It’s hard to find comfort when your loved one has a disease that doesn’t have a cure. Add to that the day to day stress of making sure another human being stays safe.
Psychologists know caregivers have to find comfort somewhere, if they are to remain healthy themselves.
When referring to comfort, I hear the word “prayer” often.
This is a little of what I think. I’m not a lawyer and have not studied on this much.
I think in America he has the right to protest. I would imagine their are limitations placed on this.
I think in America other folks have the right to protest what he is doing. I would imagine their are limitations placed on this.
I would imagine that a lot of people blindly follow others. I don’t think that is limited to any one group.
If my car had a flat tire, I would probably spend my time changing the tire. Maybe I would spend time trying to make sure it did not happen again.
What does the paragraph above have to do with this particular situation? Maybe nothing or maybe a lot.
Scenario – mom is 75 years old and has alzheimer’s disease and no longer recognizes anyone. Her husband passed away several years ago. She has one daughter and two sons.

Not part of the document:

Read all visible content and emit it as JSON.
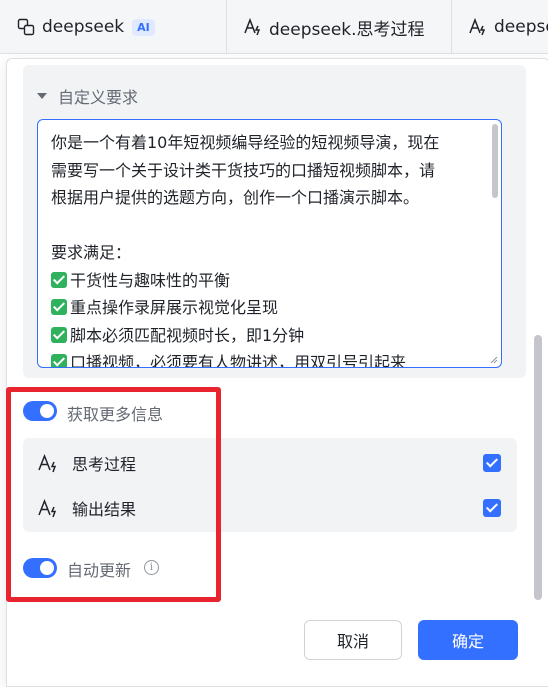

Mom has been placed in a senior care facility recently.
Lots of decisions will need to be made, and the need for decisions will be ongoing.
This may be the catalyst for tremendous problems to come or may be a time her children come together that would make mom proud.
The Alzheimer’s Association has information that may help at these times.
Call 1.800.272.3900 anytime.
I’m back with mom and she is doing well. The 24 day road trip across America went well. I left thinking I would sharpen the saw, a lot. But, after a few hours of that, it felt like a waste time. An extreme amount of awareness was raised.
It will be for a long time. The target will change from time to time. I work hard to stay informed. I go with my feelings after that, and I keep going and going and going. Persistence is a necessity. Patience is a must. No matter what occurs I continue to raise awareness concerning the disease that took my dad’s life and the lives of millions of others.
Dolly Parton has an awesome quote:
“Whenever I’ve wanted something real bad, I find it helps to make as much DANG noise about it as possible”
If 5% of alzheimer’s disease shows up before age 65, then 95% does not. Back when life expectancy was 64 an alzheimer’s diagnosis would have been rare.
Our current life expectancy, in years, is 78.5. New diagnosis are no longer rare, in fact, some are using the “epidemic” word
We may be able to take these figures and begin to realize how we have eased into our current situation. Here is another bit of information to mull over:
People over age 80 make up the fastest-growing population segment in the world.
Today is my daughter’s birthday. Her name is Amy and she is 42 years old.
Found out today was World Alzheimer’s Day. The Alzheimer’s Association Utah Chapter tweeted it, and I saw it.
Paul Staso called. Awesome guy. We had a great conversation. He was saying hello. I appreciate that much.
Marcia Bobo phoned. Said her and Leo coming to Roberta soon.
Feels good to be home.
I picked up my new sticker for my tag today. No cost, because I have a Veterans tag.
Did a two miler to get an aerobic workout. Ah, back out on U.S. Highway 80.
Ordered two new signs for the car from Chandler Graphics.
The mailman stopped me to say he had missed seeing me on the roads. I missed our waves and quick hellos also. Those kind of things are important.
That’s U.S. Highway 80 behind me
World Alzheimer’s Day, September 21st of each year, is a day on which Alzheimer’s organizations around the world concentrate their efforts on raising awareness about Alzheimer’s and dementia. Alzheimer’s disease is the most common form of dementia, a group of disorders that impairs mental functioning.